Exogenous insulin requirements do not differ between youth and adults with cystic fibrosis related diabetes
Article first published online: 28 JAN 2013
© 2013 John Wiley & Sons A/S
Volume 14, Issue 4, pages 295–298, June 2013
How to Cite
Exogenous insulin requirements do not differ between youth and adults with cystic fibrosis related diabetes., , .
- Issue published online: 26 MAY 2013
- Article first published online: 28 JAN 2013
- Manuscript Accepted: 30 NOV 2012
- Manuscript Revised: 29 OCT 2012
- Manuscript Received: 15 AUG 2012
- insulin requirements
To examine whether insulin requirements and diabetes control differ between adolescents and adults with cystic fibrosis related diabetes (CFRD).
All CFRD patients on insulin therapy seen at the University of Minnesota outpatient clinic from 1 January 2011 to 1 June 2012 were identified. Hemoglobin A1c (HbA1c) levels obtained during this period were averaged for each patient, and the most recent outpatient insulin dose was obtained. In addition, retrospective chart review was performed in order to obtain longitudinal data on insulin requirements during the transition from adolescence to adulthood.
Eighteen youth aged 14–19 yr and 137 adults aged 20–67 yr were identified to be currently on insulin therapy. The average insulin dose was 0.38 ± 0.29 units/kg/d for adolescents and 0.46 ± 0.30 units/kg/d for adults (p = 0.20). In adults, insulin doses were significantly higher in transplant recipients: Tx = 0.58 ± 0.29, no Tx = 0.43 ± 0.30 (p = 0.005). Average HbA1c was 6.9 ± 2.1% in youth and 6.9 ± 1.5% in adults (p = 0.35). There were no changes in the insulin dosage when adolescents transitioned to adulthood with diabetes were not on higher doses of insulin compared to when they were adolescents with diabetes.

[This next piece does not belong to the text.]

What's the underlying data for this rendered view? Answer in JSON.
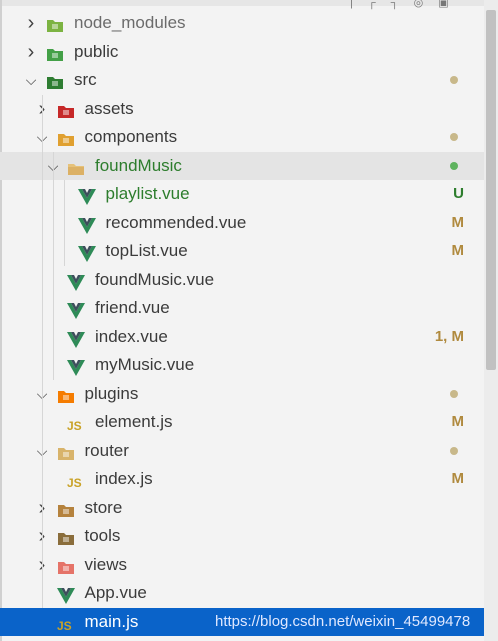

Modest insulin requirements suggest the persistence of endogenous insulin secretion in both youth and adults with CFRD. In adolescents, residual endogenous insulin secretion likely compensates for the insulin resistance during puberty, keeping insulin requirements low.